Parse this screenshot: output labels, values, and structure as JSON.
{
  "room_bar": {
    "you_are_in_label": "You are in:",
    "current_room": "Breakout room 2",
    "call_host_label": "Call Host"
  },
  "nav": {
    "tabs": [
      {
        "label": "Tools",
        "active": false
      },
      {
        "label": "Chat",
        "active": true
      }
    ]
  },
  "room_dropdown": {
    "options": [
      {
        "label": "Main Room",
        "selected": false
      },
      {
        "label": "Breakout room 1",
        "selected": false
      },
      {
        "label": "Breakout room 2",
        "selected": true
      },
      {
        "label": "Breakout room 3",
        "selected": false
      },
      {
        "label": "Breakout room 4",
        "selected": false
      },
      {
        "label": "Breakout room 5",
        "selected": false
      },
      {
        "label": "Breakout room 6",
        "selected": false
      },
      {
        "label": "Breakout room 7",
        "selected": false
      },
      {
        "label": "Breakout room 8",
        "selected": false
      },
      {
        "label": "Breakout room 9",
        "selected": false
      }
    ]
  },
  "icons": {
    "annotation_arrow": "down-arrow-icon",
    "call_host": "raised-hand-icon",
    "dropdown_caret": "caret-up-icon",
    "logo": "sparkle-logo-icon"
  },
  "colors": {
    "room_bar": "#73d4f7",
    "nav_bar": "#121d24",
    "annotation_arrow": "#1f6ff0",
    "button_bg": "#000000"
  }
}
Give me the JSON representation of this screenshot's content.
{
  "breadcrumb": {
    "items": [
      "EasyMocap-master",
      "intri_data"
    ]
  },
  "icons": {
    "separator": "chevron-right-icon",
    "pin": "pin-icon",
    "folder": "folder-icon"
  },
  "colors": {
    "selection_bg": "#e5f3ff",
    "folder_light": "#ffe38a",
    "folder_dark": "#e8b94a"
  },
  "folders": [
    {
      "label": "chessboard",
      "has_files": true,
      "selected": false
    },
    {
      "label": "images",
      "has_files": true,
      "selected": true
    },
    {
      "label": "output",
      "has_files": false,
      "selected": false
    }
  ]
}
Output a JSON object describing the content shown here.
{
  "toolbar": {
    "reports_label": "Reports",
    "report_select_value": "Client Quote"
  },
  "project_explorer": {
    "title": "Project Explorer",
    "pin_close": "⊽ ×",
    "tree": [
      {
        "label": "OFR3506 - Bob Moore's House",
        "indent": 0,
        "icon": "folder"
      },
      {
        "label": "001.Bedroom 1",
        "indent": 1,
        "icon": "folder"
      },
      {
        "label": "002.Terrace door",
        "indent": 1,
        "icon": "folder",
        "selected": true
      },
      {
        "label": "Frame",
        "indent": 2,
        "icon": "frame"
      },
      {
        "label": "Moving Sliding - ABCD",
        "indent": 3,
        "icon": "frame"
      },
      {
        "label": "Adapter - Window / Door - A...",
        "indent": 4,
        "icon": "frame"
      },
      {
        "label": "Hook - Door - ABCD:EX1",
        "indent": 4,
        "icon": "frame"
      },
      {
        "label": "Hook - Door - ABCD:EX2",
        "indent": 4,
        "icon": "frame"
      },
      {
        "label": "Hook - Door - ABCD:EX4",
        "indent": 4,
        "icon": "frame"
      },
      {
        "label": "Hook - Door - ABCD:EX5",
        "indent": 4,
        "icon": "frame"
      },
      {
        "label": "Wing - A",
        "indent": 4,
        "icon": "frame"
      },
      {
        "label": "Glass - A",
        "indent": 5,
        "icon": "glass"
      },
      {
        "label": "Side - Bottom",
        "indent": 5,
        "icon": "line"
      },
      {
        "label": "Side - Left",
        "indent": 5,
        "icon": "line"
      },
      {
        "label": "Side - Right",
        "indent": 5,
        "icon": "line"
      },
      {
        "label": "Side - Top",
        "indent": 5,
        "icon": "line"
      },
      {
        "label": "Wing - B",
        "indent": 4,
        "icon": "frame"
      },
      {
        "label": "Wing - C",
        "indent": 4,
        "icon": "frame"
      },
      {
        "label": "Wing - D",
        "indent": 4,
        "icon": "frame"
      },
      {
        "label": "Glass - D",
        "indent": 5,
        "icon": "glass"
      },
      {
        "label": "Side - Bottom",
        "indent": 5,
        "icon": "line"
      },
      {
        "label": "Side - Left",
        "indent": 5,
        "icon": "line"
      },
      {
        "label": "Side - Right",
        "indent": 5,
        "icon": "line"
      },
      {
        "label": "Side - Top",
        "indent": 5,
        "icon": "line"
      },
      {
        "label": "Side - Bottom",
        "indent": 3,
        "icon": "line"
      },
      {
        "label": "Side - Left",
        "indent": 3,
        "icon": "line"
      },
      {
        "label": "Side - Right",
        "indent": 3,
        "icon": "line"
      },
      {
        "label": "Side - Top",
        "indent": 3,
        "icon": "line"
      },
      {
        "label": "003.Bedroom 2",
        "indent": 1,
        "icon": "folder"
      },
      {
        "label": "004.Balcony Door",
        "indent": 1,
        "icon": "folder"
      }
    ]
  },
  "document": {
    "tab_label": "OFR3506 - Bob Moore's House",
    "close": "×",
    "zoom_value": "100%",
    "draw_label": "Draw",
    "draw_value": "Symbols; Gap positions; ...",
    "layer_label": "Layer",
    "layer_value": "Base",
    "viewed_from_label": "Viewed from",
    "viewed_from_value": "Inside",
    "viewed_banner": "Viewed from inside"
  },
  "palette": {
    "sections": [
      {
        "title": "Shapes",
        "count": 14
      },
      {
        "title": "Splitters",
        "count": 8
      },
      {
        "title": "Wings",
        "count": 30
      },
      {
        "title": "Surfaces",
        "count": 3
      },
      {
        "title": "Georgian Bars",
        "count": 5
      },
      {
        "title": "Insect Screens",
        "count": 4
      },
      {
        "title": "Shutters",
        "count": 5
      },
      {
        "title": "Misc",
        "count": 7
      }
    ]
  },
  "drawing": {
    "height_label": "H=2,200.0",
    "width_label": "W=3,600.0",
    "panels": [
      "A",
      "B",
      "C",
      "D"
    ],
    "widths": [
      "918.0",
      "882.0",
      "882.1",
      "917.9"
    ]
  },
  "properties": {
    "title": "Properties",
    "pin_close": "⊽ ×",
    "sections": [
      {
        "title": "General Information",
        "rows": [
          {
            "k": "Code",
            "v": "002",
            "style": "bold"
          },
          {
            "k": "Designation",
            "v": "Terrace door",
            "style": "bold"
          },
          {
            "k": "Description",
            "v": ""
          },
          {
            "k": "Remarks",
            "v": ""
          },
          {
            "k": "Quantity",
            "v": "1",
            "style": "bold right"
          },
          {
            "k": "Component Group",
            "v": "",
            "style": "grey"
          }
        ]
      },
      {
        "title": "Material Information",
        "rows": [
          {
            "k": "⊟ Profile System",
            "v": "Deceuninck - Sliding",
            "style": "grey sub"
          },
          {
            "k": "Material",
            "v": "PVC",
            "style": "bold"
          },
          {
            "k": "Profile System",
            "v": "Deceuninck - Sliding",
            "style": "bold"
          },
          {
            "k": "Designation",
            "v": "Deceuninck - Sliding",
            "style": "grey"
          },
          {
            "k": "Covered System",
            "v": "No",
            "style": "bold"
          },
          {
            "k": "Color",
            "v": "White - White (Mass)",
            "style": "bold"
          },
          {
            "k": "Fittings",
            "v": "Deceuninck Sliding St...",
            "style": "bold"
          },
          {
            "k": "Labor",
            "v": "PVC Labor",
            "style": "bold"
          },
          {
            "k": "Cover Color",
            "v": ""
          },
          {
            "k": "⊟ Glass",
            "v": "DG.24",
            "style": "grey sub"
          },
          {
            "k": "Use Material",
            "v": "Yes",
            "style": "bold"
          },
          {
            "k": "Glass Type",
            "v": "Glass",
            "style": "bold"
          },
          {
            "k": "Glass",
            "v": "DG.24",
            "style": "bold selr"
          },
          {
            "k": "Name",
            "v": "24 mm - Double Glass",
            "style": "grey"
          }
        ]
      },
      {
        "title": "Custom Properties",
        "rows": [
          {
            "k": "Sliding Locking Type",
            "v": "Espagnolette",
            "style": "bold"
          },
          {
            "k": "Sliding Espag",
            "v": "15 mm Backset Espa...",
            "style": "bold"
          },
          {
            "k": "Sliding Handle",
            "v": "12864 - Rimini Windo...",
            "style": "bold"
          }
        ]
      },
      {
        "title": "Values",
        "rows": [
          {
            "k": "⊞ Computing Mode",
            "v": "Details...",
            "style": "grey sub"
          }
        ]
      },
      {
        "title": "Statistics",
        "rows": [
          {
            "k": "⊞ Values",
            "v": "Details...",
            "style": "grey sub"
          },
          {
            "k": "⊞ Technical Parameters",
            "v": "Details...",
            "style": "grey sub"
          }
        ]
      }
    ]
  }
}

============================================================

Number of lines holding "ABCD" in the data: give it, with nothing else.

5